    "Joe" is a disabled Viet Nam-era ex-Marine who spends over half his income on rent. Joe’s savings were obliterated by medical bills and therapy for PTSD. An eight-percent rent increase for him is constructive eviction.
    Until recently, Erica lived next door to Joe on Santa Clara. She’s a single mom flight attendant. In the summer of ’93, Beulah from Berkeley bought Erica’s building and jacked up the rents 30%. This summer, Erica and her six-year-old son received a no-fault eviction so this new landlady, Beulah, could re-do the floors and kitchen and increase the rent to twice what it was when she bought the place the previous year.
    Until recently, Linda lived in Erica’s building for twenty-eight years. She’s a legal secretary in San Francisco with a Boston accent. After seeing what happened to Erica, Linda moved out.
    Joe is aware that Beulah-from-Berkeley has been trying to buy his building. “I wish Linda hadn’t moved away,” he told me one day, gazing out his window at the newly painted building next door. “I miss watching Erica play Frisbee with her son. I feel like some kind of prey, and Beulah’s the predator.”
    Joe and I go to church with “Elsie,” who lives just down the street. Elsie’s ninety years old, a thin wisp of a woman who’s shared the wisdom of her years by publishing three memoirs in her eighties. Elsie has a heart condition. She’s frail. Her life could be snuffed out because somebody who doesn’t even live here wants to MAKE, MORE, MONEY!

  3. I'm an active member of ARC and stayed at the meeting until 3:30 a.m. Unfortunately I can't be optimistic because I don’t think the council is headed in the right direction for tenants. ARC did a great job of presenting their case, especially Duane Moles, but the council just isn't listening.
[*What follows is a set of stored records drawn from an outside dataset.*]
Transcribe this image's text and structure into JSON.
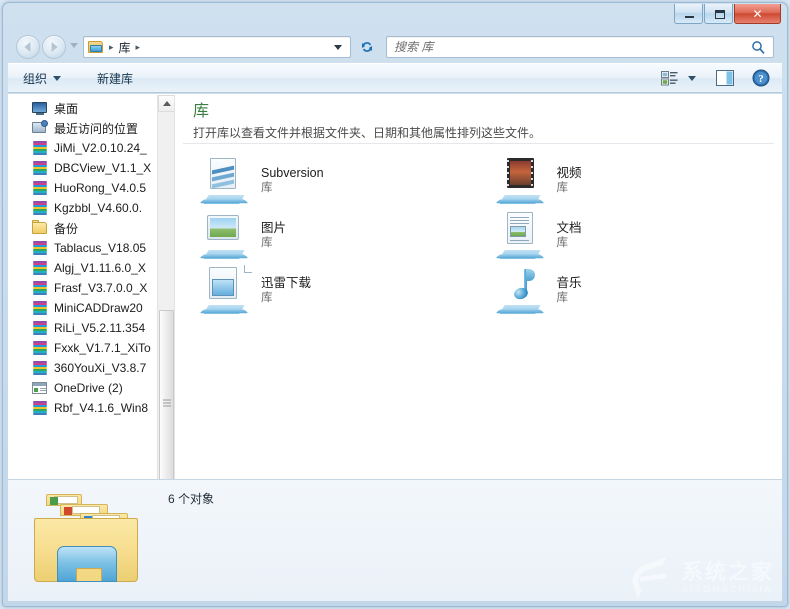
{
  "window": {
    "caption_buttons": [
      {
        "name": "minimize",
        "glyph": "—"
      },
      {
        "name": "maximize",
        "glyph": "❐"
      },
      {
        "name": "close",
        "glyph": "✕"
      }
    ]
  },
  "address_bar": {
    "icon": "libraries-folder-icon",
    "separator": "▸",
    "crumbs": [
      "库"
    ],
    "dropdown_icon": "chevron-down-icon",
    "refresh_icon": "refresh-icon"
  },
  "search": {
    "placeholder": "搜索 库",
    "value": "",
    "icon": "search-icon"
  },
  "toolbar": {
    "organize_label": "组织",
    "new_library_label": "新建库",
    "view_icon": "view-mode-icon",
    "view_caret_icon": "chevron-down-icon",
    "preview_pane_icon": "preview-pane-icon",
    "help_icon": "help-icon"
  },
  "sidebar": {
    "scroll_up_icon": "chevron-up-icon",
    "scroll_down_icon": "chevron-down-icon",
    "items": [
      {
        "label": "桌面",
        "icon": "desktop-icon",
        "type": "desktop"
      },
      {
        "label": "最近访问的位置",
        "icon": "recent-places-icon",
        "type": "recent"
      },
      {
        "label": "JiMi_V2.0.10.24_",
        "icon": "archive-icon",
        "type": "rar"
      },
      {
        "label": "DBCView_V1.1_X",
        "icon": "archive-icon",
        "type": "rar"
      },
      {
        "label": "HuoRong_V4.0.5",
        "icon": "archive-icon",
        "type": "rar"
      },
      {
        "label": "Kgzbbl_V4.60.0.",
        "icon": "archive-icon",
        "type": "rar"
      },
      {
        "label": "备份",
        "icon": "folder-icon",
        "type": "folder"
      },
      {
        "label": "Tablacus_V18.05",
        "icon": "archive-icon",
        "type": "rar"
      },
      {
        "label": "Algj_V1.11.6.0_X",
        "icon": "archive-icon",
        "type": "rar"
      },
      {
        "label": "Frasf_V3.7.0.0_X",
        "icon": "archive-icon",
        "type": "rar"
      },
      {
        "label": "MiniCADDraw20",
        "icon": "archive-icon",
        "type": "rar"
      },
      {
        "label": "RiLi_V5.2.11.354",
        "icon": "archive-icon",
        "type": "rar"
      },
      {
        "label": "Fxxk_V1.7.1_XiTo",
        "icon": "archive-icon",
        "type": "rar"
      },
      {
        "label": "360YouXi_V3.8.7",
        "icon": "archive-icon",
        "type": "rar"
      },
      {
        "label": "OneDrive (2)",
        "icon": "onedrive-icon",
        "type": "onedrive"
      },
      {
        "label": "Rbf_V4.1.6_Win8",
        "icon": "archive-icon",
        "type": "rar"
      }
    ]
  },
  "library_pane": {
    "title": "库",
    "description": "打开库以查看文件并根据文件夹、日期和其他属性排列这些文件。",
    "tiles": [
      {
        "name": "Subversion",
        "subtitle": "库",
        "icon": "subversion-library-icon",
        "icon_class": "ic-svn"
      },
      {
        "name": "视频",
        "subtitle": "库",
        "icon": "videos-library-icon",
        "icon_class": "ic-video"
      },
      {
        "name": "图片",
        "subtitle": "库",
        "icon": "pictures-library-icon",
        "icon_class": "ic-pic"
      },
      {
        "name": "文档",
        "subtitle": "库",
        "icon": "documents-library-icon",
        "icon_class": "ic-doc"
      },
      {
        "name": "迅雷下载",
        "subtitle": "库",
        "icon": "xunlei-download-library-icon",
        "icon_class": "ic-dl"
      },
      {
        "name": "音乐",
        "subtitle": "库",
        "icon": "music-library-icon",
        "icon_class": "ic-music"
      }
    ]
  },
  "details_pane": {
    "icon": "libraries-large-icon",
    "item_count": "6 个对象"
  },
  "watermark": {
    "chinese": "系统之家",
    "english": "XITONGZHIJIA"
  },
  "colors": {
    "library_title_green": "#3a7f3f",
    "close_button_red": "#cf4a32",
    "titlebar_blue": "#c3d7ea"
  }
}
Among the bizarre proposals favored by the council is one to allow a landlord to evict 25% of the tenants in a building per year for "capital improvements." Apparently "no cause" evictions will still be allowed (with relocation expenses still up in the air), so this doesn't make much difference anyway. The council's insistence on holding the meeting in an auditorium heated to 60 degrees but no more and running to 4 a.m. didn't help things either. I can understand that my fellow activists want to put a good spin on the meeting,but I was deeply disappointed, not to mention totally exhausted. This will have to be settled at the ballot box.